(Collected data entries)

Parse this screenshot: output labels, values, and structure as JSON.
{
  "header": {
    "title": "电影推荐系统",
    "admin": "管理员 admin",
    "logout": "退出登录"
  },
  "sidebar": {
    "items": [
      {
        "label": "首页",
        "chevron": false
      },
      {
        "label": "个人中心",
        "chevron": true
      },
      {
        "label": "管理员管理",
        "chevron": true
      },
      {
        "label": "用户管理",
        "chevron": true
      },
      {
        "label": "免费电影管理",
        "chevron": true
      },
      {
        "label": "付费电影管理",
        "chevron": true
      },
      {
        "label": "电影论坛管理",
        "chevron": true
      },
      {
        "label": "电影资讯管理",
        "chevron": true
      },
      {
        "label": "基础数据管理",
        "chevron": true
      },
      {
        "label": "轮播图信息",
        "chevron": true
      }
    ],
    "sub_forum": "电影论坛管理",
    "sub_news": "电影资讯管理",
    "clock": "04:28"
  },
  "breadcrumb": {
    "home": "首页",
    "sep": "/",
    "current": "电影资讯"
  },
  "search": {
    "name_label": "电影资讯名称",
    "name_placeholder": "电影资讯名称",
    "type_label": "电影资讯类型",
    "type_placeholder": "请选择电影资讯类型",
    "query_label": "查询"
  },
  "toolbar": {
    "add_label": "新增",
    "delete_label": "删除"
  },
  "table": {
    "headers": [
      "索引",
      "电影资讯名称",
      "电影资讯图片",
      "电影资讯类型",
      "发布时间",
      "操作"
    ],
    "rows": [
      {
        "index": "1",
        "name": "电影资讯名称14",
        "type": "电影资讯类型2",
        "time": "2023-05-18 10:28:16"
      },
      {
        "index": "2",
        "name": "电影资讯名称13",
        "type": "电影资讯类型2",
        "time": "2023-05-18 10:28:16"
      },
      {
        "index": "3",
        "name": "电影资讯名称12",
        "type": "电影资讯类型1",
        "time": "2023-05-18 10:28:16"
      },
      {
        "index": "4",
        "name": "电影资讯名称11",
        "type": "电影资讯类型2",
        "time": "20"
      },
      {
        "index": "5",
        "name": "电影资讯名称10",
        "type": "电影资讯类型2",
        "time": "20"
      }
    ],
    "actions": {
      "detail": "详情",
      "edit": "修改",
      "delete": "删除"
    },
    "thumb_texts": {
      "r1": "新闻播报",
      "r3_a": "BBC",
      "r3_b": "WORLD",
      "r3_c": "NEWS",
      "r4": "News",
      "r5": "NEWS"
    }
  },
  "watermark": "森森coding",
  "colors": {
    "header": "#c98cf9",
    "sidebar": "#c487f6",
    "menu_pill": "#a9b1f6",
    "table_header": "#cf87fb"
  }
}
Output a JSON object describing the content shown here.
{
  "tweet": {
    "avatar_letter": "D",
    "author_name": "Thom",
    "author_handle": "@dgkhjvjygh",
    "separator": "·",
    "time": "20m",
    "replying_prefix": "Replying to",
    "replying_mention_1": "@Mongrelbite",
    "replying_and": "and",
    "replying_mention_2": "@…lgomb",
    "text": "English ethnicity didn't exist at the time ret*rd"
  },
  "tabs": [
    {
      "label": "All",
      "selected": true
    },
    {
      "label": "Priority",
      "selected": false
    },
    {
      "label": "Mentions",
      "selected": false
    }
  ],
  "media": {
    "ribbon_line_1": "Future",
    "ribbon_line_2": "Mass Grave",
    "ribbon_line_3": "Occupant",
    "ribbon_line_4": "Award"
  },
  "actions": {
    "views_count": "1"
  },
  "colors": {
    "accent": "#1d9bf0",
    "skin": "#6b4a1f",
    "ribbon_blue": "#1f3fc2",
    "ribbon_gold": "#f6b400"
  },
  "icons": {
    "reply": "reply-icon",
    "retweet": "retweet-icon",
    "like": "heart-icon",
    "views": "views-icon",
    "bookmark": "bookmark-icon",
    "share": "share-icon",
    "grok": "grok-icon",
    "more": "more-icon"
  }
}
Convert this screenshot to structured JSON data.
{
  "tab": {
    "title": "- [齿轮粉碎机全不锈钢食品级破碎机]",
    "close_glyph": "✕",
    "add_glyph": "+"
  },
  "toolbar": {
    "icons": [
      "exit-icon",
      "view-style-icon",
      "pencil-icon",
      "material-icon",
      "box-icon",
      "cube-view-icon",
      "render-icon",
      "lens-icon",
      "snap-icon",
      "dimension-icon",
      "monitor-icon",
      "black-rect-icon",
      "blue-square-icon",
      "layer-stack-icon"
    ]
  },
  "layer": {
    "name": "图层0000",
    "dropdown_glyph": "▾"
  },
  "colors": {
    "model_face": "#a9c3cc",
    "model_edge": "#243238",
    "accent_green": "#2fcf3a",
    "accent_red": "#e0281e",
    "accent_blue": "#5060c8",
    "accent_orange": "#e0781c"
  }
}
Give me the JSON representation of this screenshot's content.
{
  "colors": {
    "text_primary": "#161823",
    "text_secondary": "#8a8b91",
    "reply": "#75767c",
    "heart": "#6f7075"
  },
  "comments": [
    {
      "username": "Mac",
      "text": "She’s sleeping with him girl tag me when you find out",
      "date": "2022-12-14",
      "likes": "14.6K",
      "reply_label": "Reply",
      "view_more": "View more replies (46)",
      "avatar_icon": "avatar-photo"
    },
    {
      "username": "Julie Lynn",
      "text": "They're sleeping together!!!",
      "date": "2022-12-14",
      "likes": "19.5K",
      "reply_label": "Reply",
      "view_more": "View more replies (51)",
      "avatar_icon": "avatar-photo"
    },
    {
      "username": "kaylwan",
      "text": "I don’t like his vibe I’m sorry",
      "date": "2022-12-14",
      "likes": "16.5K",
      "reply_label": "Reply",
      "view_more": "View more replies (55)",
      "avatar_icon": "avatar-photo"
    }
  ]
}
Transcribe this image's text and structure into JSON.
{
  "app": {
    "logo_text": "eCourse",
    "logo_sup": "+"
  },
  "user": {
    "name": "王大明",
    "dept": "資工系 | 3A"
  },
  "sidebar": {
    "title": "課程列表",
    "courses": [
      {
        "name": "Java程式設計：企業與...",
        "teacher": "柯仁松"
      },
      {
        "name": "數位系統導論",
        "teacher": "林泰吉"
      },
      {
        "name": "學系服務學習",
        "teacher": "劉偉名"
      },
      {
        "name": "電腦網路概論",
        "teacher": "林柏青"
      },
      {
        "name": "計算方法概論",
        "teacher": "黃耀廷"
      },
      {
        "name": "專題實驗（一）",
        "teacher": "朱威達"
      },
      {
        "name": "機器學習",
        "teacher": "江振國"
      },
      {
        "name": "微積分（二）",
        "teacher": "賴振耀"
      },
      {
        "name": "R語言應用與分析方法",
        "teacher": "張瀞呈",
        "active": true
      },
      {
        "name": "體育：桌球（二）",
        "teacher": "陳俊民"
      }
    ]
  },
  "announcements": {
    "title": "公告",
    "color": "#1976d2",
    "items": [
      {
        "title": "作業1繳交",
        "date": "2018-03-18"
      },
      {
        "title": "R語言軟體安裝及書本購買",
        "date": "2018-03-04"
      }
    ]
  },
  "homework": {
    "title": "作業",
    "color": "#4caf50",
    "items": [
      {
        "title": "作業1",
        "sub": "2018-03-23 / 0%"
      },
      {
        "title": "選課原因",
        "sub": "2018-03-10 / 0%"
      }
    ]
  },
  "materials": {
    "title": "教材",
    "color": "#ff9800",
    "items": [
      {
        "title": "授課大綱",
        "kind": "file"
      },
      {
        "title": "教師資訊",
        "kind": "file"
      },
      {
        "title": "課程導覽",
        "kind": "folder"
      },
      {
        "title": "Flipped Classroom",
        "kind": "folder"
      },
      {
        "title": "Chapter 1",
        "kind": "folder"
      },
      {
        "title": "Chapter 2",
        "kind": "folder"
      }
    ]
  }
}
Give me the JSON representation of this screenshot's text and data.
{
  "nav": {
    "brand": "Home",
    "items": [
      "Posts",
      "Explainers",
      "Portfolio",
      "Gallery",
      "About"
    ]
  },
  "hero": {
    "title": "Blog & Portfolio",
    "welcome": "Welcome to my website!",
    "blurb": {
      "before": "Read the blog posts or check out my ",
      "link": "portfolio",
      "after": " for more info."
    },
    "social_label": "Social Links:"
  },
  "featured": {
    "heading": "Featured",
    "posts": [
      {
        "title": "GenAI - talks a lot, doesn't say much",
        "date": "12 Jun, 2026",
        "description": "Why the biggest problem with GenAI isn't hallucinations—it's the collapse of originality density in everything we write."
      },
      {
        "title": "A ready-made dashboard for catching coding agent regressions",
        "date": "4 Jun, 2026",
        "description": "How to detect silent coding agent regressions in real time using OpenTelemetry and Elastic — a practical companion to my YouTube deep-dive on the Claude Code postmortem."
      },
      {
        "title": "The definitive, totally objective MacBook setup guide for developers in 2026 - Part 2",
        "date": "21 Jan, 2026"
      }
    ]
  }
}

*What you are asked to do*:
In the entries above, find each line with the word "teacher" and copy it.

*Solution below*:
        "teacher": "柯仁松"
        "teacher": "林泰吉"
        "teacher": "劉偉名"
        "teacher": "林柏青"
        "teacher": "黃耀廷"
        "teacher": "朱威達"
        "teacher": "江振國"
        "teacher": "賴振耀"
        "teacher": "張瀞呈",
        "teacher": "陳俊民"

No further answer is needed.